2017-12-03. Trouble ahead for SaaS
From a user demand angle, the SaaS business model is built on a simplification advantage: A SaaS tool gives you the functionality you need to do your job, ready to use and hassle-free. In return, they charge a monthly (or yearly) fee. The per person logic is a favorite, but other tiered pricing models exist that scale with usage or features.
From a supply angle, it seems like SaaS proliferated because of how easy and inexpensive it has become to create them:
- Inexpensive infrastructure (IaaS and PaaS) offered by the likes of Amazon, Google, Heroku, etc.
- Containers (VMs, containers) that offer convenient abstraction of infrastructure.
- Automated development operations with infrastructure as code.
- Open Source software, libraries and API integration code in abundance.

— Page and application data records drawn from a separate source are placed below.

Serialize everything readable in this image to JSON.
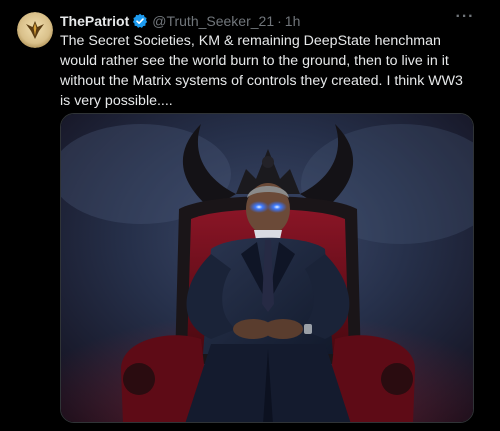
{
  "tweet": {
    "display_name": "ThePatriot",
    "handle": "@Truth_Seeker_21",
    "separator": "·",
    "time": "1h",
    "more_label": "···",
    "text": "The Secret Societies, KM & remaining DeepState henchman\nwould rather see the world burn to the ground, then to live in it\nwithout the Matrix systems of controls they created. I think WW3\nis very possible....",
    "verified_icon": "verified-badge-icon",
    "avatar_icon": "phoenix-logo-avatar",
    "media": {
      "kind": "image",
      "subject": "man-in-suit-on-horned-throne"
    }
  },
  "colors": {
    "background": "#000000",
    "primary_text": "#e7e9ea",
    "secondary_text": "#71767b",
    "verified_blue": "#1d9bf0",
    "border": "#2f3336",
    "throne_red": "#7a1020",
    "eye_glow": "#2f6bff"
  }
}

I believe that these forces will also ultimately be the demise of SaaS as the king of B2B pricing models for software.
- Open source automation will evolve deep into the harder parts of software management: configuring, monitoring, updating, scaling, security. Infrastructure as code keeps things predictable, modular, and easy to migrate. We will get “everything as code”.

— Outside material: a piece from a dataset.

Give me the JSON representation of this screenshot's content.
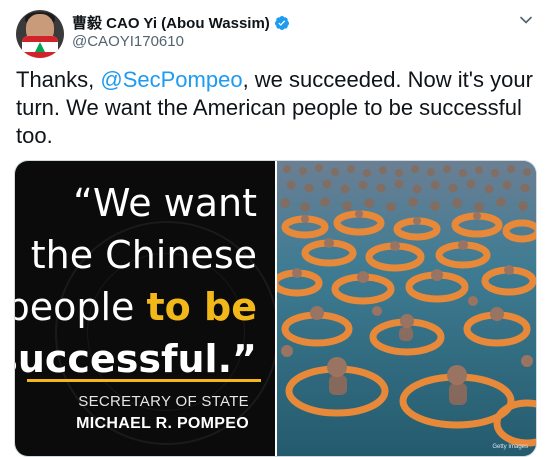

- This will open up the abstraction provided by saas companies. Today the saas players offer it all on a UX level. “click a button and get an account/server/email and don’t worry about managing it”. Then you will be able to DIY “import a configuration, everything is setup, now you get the buttons for whatever you need”.
- This will, in turn, empty up a significant part of the value. Because the “as code” oferring will be open, new players will be able to match the experience faster, and the heavy premium will come down.
- I think this will mimic the first push of automated software installs, life Wordpress, Magento and Drupal of the 2000s. Just this time, instead of a deploy of a single software in a single server, you’ll be deploying a whole setup that is ready to scale and easy to manage and update.
SaaS may fight back and replicate pricing models that are tuned to infrastructure usage. Like charging per actual days used or just for active users instead of charging for everyday and every user. They can and will keep investing in differentiating functionality that is hard to replicate under a distributed model, especially for niches. Machine learning models will also bring advantages to the players controlling most of the data when these times arrive.
Complex models may survive in SaaS, but the future clearly will bring a lot of hardship to this model.
IaaS + Containers + Automation + Open Source > SaaS.